, Derry, New Hampshire

February 28, 2013

Potato closer to being named top vegetable

Potato moves closer to an official status

by Julie Huss

---- — DERRY — You say potato, they say make it an official state symbol.

The potato is one step closer to being the most revered vegetable in the state.

Lawmakers in the New Hampshire House approved House Bill 535 to make the potato the state’s official vegetable on a 276-75 vote on Feb. 20.

One lawmaker, Rep. James Parison, R-New Ipswich, gave a nod to broccoli prior to the final House vote. He said Thomas Jefferson had grown broccoli.

“That makes broccoli a patriotic vegetable,” he said. “Maybe if we made broccoli the state vegetable, we could get kids to eat it.”

Rep. John O’Connor, R-Derry, made it his mission to make the starchy spud the state’s top vegetable. With local history supporting the notion that the potato got its start here in Derry, O’Connor said the time is right to make it official.

“It has been confirmed that Rev. James MacGregor brought a sack of seed potatoes and planted them in 1719 in an area called Nutfield, now known as Derry,” O’Connor said.

He enlisted the help of fourth-graders at Derry Village Elementary School and visited a class there in December to talk about the potato bill. Students from that school were on hand at the Statehouse during last week’s potato vote.

O’Connor noted the BBC in Northern Ireland also showed interest in monitoring the progress of the potato bill and hoped to include the information as part of several school projects with children there.

“All the representatives in Derry, along with Sen. Jim Rausch, are also supporting the bill,” he said. “Even I didn’t know we did not have a state vegetable.”

O’Connor said town historian Richard Holmes helped with the potato project.

According to Holmes’ book “Nutfield Rambles,” the potato has long been famous in these parts.

Early settlers arriving here most likely brought the white potato along. Many believe it first grew in the New World in New Hampshire.

There have been other attempts to make the potato official. Early efforts in Derry included a committee, The National Potato Shrine Committee, working in the 1960s to erect an official “ode to the potato” shrine in town.

A state historical marker standing in East Derry gives credit to the town for the first potato grown in North America.
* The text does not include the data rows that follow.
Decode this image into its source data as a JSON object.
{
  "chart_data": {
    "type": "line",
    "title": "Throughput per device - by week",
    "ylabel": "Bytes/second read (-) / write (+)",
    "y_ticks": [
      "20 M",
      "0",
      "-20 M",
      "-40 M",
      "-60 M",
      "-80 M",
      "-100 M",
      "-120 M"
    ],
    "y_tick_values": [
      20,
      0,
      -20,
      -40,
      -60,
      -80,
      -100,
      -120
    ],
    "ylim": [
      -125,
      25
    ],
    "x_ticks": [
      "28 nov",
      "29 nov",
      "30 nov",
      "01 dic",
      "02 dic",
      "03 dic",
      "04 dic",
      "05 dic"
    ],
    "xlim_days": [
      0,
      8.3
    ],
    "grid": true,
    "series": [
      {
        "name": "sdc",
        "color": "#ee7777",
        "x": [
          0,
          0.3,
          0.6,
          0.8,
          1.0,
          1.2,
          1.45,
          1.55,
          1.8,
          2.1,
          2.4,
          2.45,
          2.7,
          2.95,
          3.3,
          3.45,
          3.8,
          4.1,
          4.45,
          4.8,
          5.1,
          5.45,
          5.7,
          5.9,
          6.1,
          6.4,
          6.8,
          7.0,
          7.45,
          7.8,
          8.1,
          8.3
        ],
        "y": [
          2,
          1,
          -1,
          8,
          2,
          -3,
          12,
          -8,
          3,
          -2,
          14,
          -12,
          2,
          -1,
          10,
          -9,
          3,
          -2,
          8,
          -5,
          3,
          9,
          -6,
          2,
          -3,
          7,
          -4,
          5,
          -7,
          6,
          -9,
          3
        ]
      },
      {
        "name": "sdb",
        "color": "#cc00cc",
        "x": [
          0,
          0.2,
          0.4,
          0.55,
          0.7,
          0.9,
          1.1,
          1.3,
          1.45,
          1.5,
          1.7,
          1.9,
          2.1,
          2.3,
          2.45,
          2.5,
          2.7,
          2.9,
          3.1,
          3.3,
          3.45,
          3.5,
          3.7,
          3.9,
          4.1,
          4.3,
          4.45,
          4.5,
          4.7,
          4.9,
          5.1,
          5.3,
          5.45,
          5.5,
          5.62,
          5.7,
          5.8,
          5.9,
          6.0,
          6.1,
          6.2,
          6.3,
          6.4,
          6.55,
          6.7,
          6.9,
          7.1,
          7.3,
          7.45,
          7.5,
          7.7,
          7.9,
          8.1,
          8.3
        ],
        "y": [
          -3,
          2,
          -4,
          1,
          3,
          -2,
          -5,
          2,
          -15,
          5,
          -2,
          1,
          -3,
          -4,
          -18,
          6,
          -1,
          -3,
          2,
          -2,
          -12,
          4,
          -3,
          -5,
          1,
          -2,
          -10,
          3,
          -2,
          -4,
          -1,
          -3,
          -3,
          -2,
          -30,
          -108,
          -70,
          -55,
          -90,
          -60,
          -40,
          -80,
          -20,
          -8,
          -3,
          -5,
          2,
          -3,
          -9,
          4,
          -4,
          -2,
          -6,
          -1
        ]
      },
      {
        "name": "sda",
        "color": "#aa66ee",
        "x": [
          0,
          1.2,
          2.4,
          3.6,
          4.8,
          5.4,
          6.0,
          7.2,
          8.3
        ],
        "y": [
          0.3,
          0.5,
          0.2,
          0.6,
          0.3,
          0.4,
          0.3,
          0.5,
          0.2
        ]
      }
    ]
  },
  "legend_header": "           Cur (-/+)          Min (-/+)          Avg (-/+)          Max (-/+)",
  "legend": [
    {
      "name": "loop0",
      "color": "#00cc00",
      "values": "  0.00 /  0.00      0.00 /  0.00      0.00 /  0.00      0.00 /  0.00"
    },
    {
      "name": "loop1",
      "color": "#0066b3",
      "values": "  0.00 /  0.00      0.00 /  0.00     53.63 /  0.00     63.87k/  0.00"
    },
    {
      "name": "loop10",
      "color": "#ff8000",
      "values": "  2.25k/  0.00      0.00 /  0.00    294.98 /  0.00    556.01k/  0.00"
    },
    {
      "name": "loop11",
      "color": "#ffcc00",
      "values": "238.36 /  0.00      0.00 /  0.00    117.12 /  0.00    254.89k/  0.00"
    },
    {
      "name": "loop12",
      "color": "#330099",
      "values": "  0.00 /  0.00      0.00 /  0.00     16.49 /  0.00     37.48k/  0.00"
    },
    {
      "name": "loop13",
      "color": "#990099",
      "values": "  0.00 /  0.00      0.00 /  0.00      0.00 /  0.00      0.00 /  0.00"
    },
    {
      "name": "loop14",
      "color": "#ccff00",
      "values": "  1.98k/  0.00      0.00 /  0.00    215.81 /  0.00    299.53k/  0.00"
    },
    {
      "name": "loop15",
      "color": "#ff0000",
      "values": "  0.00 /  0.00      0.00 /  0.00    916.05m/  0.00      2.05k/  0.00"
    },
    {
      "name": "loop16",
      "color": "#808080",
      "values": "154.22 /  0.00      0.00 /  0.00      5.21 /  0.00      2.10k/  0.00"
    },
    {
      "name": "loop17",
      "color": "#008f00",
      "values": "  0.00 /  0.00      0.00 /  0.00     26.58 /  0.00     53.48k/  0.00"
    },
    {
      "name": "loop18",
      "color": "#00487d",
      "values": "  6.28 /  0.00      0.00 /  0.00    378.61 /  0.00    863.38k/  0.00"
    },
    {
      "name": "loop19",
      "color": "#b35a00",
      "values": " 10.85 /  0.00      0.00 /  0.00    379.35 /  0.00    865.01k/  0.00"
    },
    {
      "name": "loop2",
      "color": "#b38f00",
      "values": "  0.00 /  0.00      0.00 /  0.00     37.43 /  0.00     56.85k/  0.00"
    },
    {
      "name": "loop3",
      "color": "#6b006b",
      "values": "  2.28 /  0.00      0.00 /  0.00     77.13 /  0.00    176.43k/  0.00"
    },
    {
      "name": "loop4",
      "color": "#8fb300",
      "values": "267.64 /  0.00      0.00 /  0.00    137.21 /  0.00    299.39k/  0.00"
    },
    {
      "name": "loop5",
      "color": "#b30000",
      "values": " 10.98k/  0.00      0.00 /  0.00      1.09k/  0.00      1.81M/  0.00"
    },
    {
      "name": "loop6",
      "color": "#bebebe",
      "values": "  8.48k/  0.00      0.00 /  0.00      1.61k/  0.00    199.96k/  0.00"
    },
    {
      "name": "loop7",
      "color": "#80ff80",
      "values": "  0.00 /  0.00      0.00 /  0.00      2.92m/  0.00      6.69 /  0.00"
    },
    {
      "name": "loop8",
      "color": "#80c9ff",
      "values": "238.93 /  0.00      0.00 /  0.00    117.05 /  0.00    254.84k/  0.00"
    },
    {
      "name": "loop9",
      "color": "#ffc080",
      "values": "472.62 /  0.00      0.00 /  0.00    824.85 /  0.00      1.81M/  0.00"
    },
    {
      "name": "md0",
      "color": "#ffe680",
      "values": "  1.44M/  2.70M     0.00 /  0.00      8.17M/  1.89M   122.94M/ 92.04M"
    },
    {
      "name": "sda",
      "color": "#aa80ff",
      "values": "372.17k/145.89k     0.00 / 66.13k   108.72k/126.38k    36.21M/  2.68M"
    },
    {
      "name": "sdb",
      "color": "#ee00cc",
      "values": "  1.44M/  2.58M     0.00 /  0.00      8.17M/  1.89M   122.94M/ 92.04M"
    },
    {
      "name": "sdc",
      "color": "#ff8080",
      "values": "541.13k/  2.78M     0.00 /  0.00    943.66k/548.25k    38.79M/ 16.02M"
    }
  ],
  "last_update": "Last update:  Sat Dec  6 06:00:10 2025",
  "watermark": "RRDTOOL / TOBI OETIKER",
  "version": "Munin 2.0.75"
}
The bill now goes to the Senate and, if approved, will head to the governor’s desk to be signed into law.

Staff writer John Toole contributed to this report.